International Review Series: Unpacking the principle of humanity - Tensions and implications

The principle of humanity is difficult to define in a single image, but this photo of an ICRC worker with a young refugee who had been reunited with his family in Mali in 2014, seems to capture the spirit of humanity - the notion of one person being their for another, providing a sense of hope and relief.    

The principle of humanity is difficult to define in a single image, but this photo of an ICRC worker with a young refugee who had been reunited with his family in Mali in 2014, seems to capture the spirit of humanity - the notion of one person being their for another, providing a sense of hope and relief.    

Humanity is at once the most universally and uncritically accepted humanitarian principle. It is not, however, without controversy.

This article, from the ICRC's academic journal, the International Review of the Red Cross, defines the principle of humanity and then explores its inherent tensions, related to universality and particularism, inclusion and exclusion, and equality and inequality.
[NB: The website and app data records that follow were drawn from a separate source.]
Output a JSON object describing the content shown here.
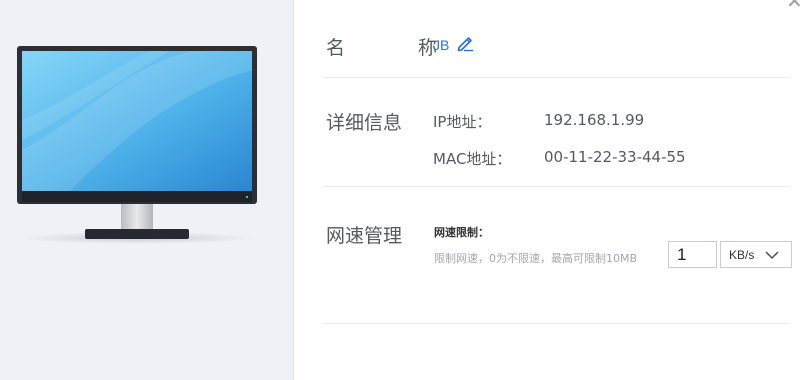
{
  "device": {
    "name_label": "名　称",
    "name": "JB",
    "edit_icon": "pencil-edit-icon"
  },
  "details": {
    "section_label": "详细信息",
    "ip_label": "IP地址：",
    "ip_value": "192.168.1.99",
    "mac_label": "MAC地址：",
    "mac_value": "00-11-22-33-44-55"
  },
  "speed": {
    "section_label": "网速管理",
    "limit_title": "网速限制：",
    "hint": "限制网速，0为不限速，最高可限制10MB",
    "value": "1",
    "unit": "KB/s"
  },
  "icons": {
    "close": "close-icon",
    "monitor": "monitor-icon",
    "chevron": "chevron-down-icon"
  },
  "colors": {
    "accent": "#2e6fd1",
    "panel_bg": "#eef1f5",
    "screen_light": "#7fd0f5",
    "screen_dark": "#2c8ed6"
  }
}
The article concludes with a call to operationalize and concretize humanity through three sets of transformative practices and everyday actions. Together, these embody the relational nature of humanity, and suggest ways forward in reforming humanitarianism.
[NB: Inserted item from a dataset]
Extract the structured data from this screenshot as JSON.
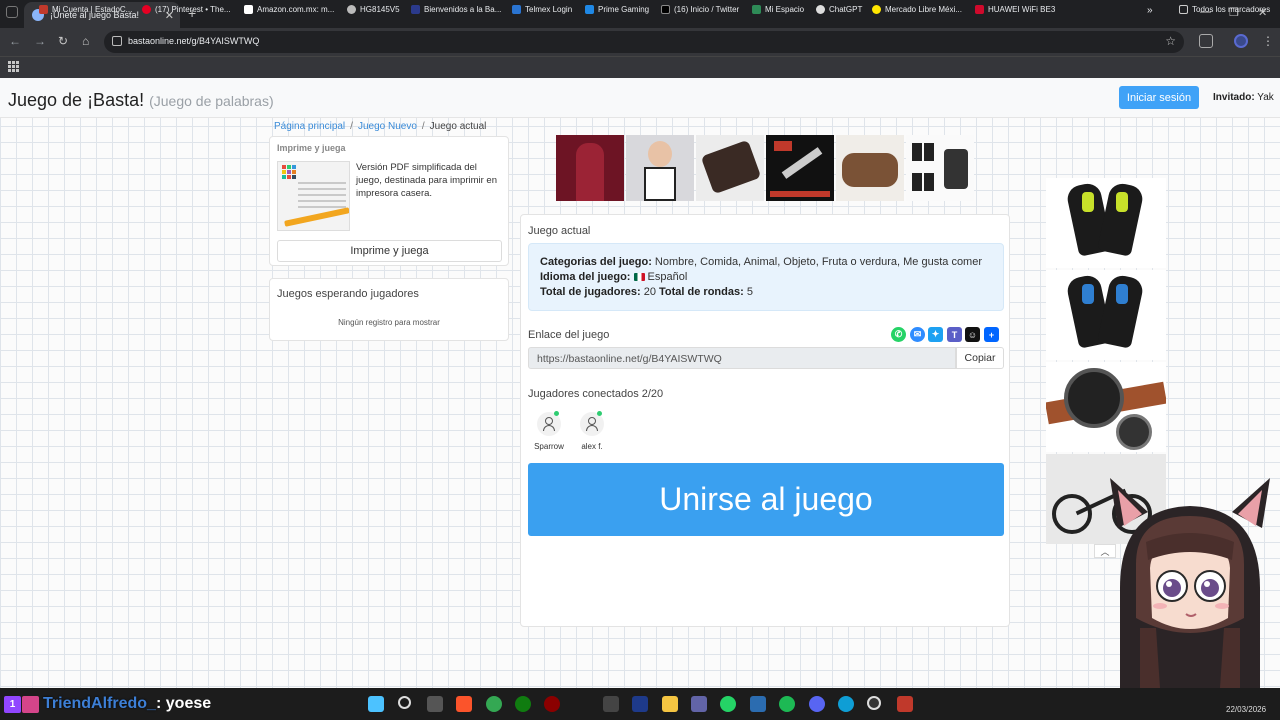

Follow this link to download the full article

About the author: Larissa Fast is a Science and Technology Policy Fellow (2014–2016) with the American Association for the Advancement of Science. She is also author of Aid in Danger: The Perils and Promise of Humanitarianism (University of Pennsylvania Press, 2014). Go here  for more information about her work. Follow Larissa on Twitter: @aidindanger.